|Can you bring rechargeable batteries on a plane?||Rechargeable batteries such as Lithium-ion or lithium polymer batteries and portable batteries are permitted, but you can bring them only in your carry-on luggage or baggage. But make sure each battery up to 100-watt hours rate. With individual airline approval, you might be able to carry two larger spare batteries up to 160 watt-hours.|
|Can you bring Laptop batteries on a plane?||Generally, consumer-sized lithium-ion batteries up to 8 grams or under 100-watt hours are allowed in carry-on bags during flights. So, batteries for devices such as laptops, smartphones, or tablets are allowed. But remember, after your carry-on bag has crossed the gate and the boarding checking formalities, keeping any spare lithium-ion batteries is prohibited.|
|Can you bring camera batteries on a plane?||All non-rechargeable batteries for personal film and digital cameras are allowed in Carry-on Bags. These batteries are known as Lithium metal batteries, non-rechargeable lithium, or primary lithium batteries. But make sure your carrying batteries are in components and under 100watt hours, such as AA, AAA, flat-round lithium button cells, 123, CR123A, CR22, 2CR5, CR1, CR2, etc.|

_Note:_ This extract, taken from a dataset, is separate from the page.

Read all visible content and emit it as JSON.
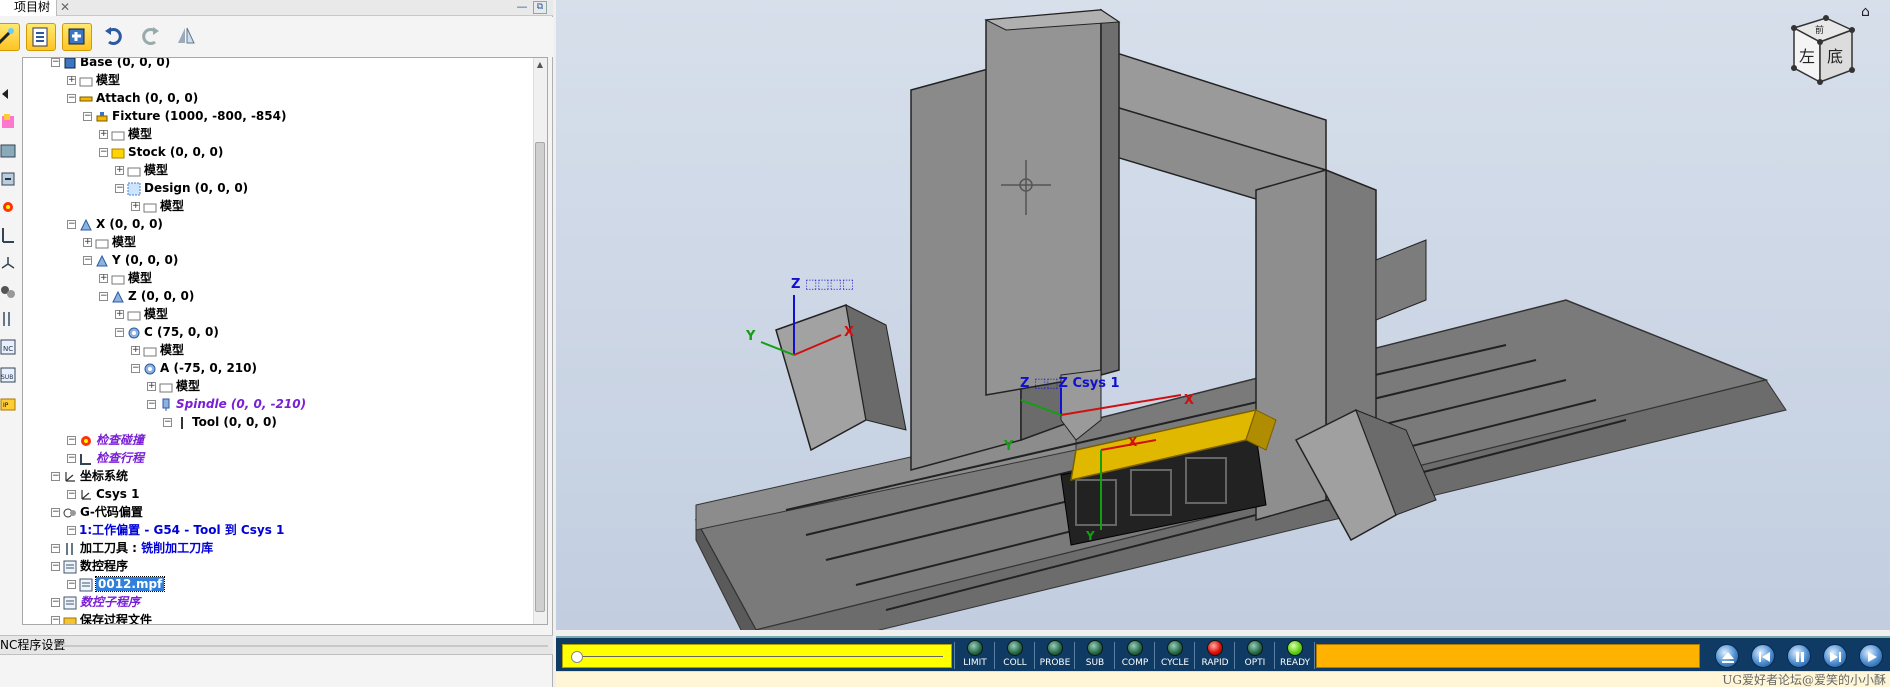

What Happens When You Accidentally Left Battery In Checked Luggage?
Generally, it depends on what type of battery you are carrying. If you are carrying regular household lithium-ion batteries or dry cell batteries and those are under 100 Wh. rating, nothing happens. But you cannot carry loose batteries or even batteries in external chargers.
If your batteries are in checked baggage and completely turned off, there is no risk of short circuit or accidental fire sparks.
In the worst case, if your batteries are not turned off and your luggage makes it onto your connecting plane’s cargo hold. The batteries might catch fire because of some defect, ultimately causing the plane to go down or, even worse killing everyone onboard. Therefore, be more careful not to cause the worst scenario in real life.
Frequently Asked Questions (FAQs):
Why are batteries not allowed in checked luggage?
Mainly, because of safety concerns, uninstalled lithium-ion batteries are not allowed. If carried on checked baggage, those might catch fire due to short circuits or overheating.
What batteries are not allowed on planes?
Along with spare or uninstalled lithium batteries, wet batteries, car batteries, or spillable batteries are also not permitted to carry on a plane.
In cases of using any of those batteries for powering a scooter or wheelchair, you are allowed but have to inform the authority earlier.
Does TSA allow batteries in carry-on?
Yes, besides uninstalled or spare lithium batteries, most commonly used daily household batteries are allowed by TSA.
What happens if you bring batteries on a plane?
If your carry-on bag goes through the checking formalities at the gate or in the boarding, spare lithium batteries, electronic cigarettes, or vaping devices will be removed from your bag, and you will need to keep them with you in the aircraft cabin.
Can you put batteries in checked luggage?
Yes, common household AA, AAA, C, and D batteries are allowed in both carry-on bags and checked-in luggage.
Often people get confused about whether they are allowed to bring certain batteries of daily used electronics devices. So, I have tried to clear the whole confusion with my answer to the question- can you bring batteries on a plane in this article.
Hopefully, all your confusions about what batteries are allowed on planes or how to carry them onboard are clear now.